#### [Records for this exercise]

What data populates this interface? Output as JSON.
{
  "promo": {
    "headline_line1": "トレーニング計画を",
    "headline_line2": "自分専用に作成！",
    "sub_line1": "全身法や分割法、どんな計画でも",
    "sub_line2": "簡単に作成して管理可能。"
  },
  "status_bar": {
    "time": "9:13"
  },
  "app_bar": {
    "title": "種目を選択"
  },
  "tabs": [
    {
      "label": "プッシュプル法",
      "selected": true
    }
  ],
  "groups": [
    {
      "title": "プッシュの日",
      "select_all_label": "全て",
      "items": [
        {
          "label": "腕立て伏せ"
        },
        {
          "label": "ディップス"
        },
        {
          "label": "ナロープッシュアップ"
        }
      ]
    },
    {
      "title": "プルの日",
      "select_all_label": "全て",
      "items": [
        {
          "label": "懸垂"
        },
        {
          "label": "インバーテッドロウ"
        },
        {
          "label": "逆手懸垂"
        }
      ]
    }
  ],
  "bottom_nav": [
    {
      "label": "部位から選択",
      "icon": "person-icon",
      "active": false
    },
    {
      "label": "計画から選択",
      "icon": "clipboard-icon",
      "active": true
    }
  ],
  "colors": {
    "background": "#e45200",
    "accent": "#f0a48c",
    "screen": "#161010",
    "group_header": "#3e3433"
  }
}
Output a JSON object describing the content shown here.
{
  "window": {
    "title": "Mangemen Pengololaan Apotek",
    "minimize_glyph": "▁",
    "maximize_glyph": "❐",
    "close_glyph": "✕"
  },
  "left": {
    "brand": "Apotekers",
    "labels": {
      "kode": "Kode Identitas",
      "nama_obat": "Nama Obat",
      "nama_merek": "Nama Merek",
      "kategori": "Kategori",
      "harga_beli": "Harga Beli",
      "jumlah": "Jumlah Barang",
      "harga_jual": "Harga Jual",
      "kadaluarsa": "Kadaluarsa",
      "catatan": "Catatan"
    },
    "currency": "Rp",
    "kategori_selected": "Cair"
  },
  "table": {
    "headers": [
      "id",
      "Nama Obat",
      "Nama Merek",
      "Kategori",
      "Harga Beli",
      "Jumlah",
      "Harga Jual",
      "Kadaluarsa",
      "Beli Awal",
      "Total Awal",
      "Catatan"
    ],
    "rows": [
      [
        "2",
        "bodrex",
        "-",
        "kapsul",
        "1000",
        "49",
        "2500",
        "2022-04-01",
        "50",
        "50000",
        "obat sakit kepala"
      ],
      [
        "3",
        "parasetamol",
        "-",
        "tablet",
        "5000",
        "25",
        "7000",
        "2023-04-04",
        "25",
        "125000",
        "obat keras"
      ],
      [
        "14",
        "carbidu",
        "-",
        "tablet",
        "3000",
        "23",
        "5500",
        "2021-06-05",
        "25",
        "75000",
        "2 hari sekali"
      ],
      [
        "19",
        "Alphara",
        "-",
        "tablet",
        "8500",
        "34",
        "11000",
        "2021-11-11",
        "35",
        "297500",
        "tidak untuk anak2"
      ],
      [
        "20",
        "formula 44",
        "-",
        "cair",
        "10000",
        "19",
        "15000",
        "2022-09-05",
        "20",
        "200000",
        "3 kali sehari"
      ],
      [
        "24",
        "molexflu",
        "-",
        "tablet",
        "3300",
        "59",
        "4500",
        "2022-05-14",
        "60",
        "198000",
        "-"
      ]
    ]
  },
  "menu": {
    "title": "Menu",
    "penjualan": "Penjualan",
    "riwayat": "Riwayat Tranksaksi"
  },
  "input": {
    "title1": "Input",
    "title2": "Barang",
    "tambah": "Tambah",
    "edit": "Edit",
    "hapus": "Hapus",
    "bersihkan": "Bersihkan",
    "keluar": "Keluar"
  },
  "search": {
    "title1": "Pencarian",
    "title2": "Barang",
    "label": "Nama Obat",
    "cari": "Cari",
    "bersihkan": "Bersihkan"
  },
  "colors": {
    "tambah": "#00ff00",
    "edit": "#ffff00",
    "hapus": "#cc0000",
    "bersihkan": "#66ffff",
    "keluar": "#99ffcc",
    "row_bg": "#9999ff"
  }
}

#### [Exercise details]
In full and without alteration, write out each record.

#### [Your solution]
What data populates this interface? Output as JSON.
{
  "promo": {
    "headline_line1": "トレーニング計画を",
    "headline_line2": "自分専用に作成！",
    "sub_line1": "全身法や分割法、どんな計画でも",
    "sub_line2": "簡単に作成して管理可能。"
  },
  "status_bar": {
    "time": "9:13"
  },
  "app_bar": {
    "title": "種目を選択"
  },
  "tabs": [
    {
      "label": "プッシュプル法",
      "selected": true
    }
  ],
  "groups": [
    {
      "title": "プッシュの日",
      "select_all_label": "全て",
      "items": [
        {
          "label": "腕立て伏せ"
        },
        {
          "label": "ディップス"
        },
        {
          "label": "ナロープッシュアップ"
        }
      ]
    },
    {
      "title": "プルの日",
      "select_all_label": "全て",
      "items": [
        {
          "label": "懸垂"
        },
        {
          "label": "インバーテッドロウ"
        },
        {
          "label": "逆手懸垂"
        }
      ]
    }
  ],
  "bottom_nav": [
    {
      "label": "部位から選択",
      "icon": "person-icon",
      "active": false
    },
    {
      "label": "計画から選択",
      "icon": "clipboard-icon",
      "active": true
    }
  ],
  "colors": {
    "background": "#e45200",
    "accent": "#f0a48c",
    "screen": "#161010",
    "group_header": "#3e3433"
  }
}
Output a JSON object describing the content shown here.
{
  "window": {
    "title": "Mangemen Pengololaan Apotek",
    "minimize_glyph": "▁",
    "maximize_glyph": "❐",
    "close_glyph": "✕"
  },
  "left": {
    "brand": "Apotekers",
    "labels": {
      "kode": "Kode Identitas",
      "nama_obat": "Nama Obat",
      "nama_merek": "Nama Merek",
      "kategori": "Kategori",
      "harga_beli": "Harga Beli",
      "jumlah": "Jumlah Barang",
      "harga_jual": "Harga Jual",
      "kadaluarsa": "Kadaluarsa",
      "catatan": "Catatan"
    },
    "currency": "Rp",
    "kategori_selected": "Cair"
  },
  "table": {
    "headers": [
      "id",
      "Nama Obat",
      "Nama Merek",
      "Kategori",
      "Harga Beli",
      "Jumlah",
      "Harga Jual",
      "Kadaluarsa",
      "Beli Awal",
      "Total Awal",
      "Catatan"
    ],
    "rows": [
      [
        "2",
        "bodrex",
        "-",
        "kapsul",
        "1000",
        "49",
        "2500",
        "2022-04-01",
        "50",
        "50000",
        "obat sakit kepala"
      ],
      [
        "3",
        "parasetamol",
        "-",
        "tablet",
        "5000",
        "25",
        "7000",
        "2023-04-04",
        "25",
        "125000",
        "obat keras"
      ],
      [
        "14",
        "carbidu",
        "-",
        "tablet",
        "3000",
        "23",
        "5500",
        "2021-06-05",
        "25",
        "75000",
        "2 hari sekali"
      ],
      [
        "19",
        "Alphara",
        "-",
        "tablet",
        "8500",
        "34",
        "11000",
        "2021-11-11",
        "35",
        "297500",
        "tidak untuk anak2"
      ],
      [
        "20",
        "formula 44",
        "-",
        "cair",
        "10000",
        "19",
        "15000",
        "2022-09-05",
        "20",
        "200000",
        "3 kali sehari"
      ],
      [
        "24",
        "molexflu",
        "-",
        "tablet",
        "3300",
        "59",
        "4500",
        "2022-05-14",
        "60",
        "198000",
        "-"
      ]
    ]
  },
  "menu": {
    "title": "Menu",
    "penjualan": "Penjualan",
    "riwayat": "Riwayat Tranksaksi"
  },
  "input": {
    "title1": "Input",
    "title2": "Barang",
    "tambah": "Tambah",
    "edit": "Edit",
    "hapus": "Hapus",
    "bersihkan": "Bersihkan",
    "keluar": "Keluar"
  },
  "search": {
    "title1": "Pencarian",
    "title2": "Barang",
    "label": "Nama Obat",
    "cari": "Cari",
    "bersihkan": "Bersihkan"
  },
  "colors": {
    "tambah": "#00ff00",
    "edit": "#ffff00",
    "hapus": "#cc0000",
    "bersihkan": "#66ffff",
    "keluar": "#99ffcc",
    "row_bg": "#9999ff"
  }
}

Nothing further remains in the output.